App and web page records:
━━━━━━━━━━━━━━━━
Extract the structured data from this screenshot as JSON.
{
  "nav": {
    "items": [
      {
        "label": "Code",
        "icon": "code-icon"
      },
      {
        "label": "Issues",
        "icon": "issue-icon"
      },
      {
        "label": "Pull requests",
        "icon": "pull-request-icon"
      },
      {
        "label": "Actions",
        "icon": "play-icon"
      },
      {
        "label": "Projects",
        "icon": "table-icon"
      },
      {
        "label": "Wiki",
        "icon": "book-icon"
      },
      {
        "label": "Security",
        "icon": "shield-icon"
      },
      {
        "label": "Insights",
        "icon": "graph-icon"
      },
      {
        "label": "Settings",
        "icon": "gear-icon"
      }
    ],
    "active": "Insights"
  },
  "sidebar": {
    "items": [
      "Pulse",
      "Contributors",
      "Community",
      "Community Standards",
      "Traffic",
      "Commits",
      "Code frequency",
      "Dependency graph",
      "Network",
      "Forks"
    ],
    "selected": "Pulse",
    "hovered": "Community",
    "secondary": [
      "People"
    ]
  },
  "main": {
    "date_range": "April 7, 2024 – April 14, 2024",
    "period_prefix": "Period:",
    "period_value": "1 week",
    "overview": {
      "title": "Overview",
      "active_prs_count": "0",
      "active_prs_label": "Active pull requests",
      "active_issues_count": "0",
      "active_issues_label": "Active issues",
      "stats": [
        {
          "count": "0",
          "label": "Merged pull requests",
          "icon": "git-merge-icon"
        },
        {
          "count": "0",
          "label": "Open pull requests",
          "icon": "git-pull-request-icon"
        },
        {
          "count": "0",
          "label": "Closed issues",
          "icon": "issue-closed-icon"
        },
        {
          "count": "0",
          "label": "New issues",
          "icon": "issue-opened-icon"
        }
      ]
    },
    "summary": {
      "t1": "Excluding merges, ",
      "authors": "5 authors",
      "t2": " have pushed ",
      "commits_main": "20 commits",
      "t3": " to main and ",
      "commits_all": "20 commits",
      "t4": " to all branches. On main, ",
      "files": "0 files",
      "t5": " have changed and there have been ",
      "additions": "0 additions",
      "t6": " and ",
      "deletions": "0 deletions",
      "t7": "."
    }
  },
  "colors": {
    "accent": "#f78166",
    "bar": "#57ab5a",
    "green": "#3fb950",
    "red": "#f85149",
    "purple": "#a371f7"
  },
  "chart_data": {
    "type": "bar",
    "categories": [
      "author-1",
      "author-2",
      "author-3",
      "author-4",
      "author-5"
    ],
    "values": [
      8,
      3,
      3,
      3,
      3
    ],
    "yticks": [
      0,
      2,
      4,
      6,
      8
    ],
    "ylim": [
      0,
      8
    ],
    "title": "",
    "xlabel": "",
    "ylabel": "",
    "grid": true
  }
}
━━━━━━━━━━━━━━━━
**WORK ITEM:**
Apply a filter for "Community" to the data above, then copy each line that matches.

**RESULT FOR THIS EXERCISE:**
      "Community",
      "Community Standards",
    "hovered": "Community",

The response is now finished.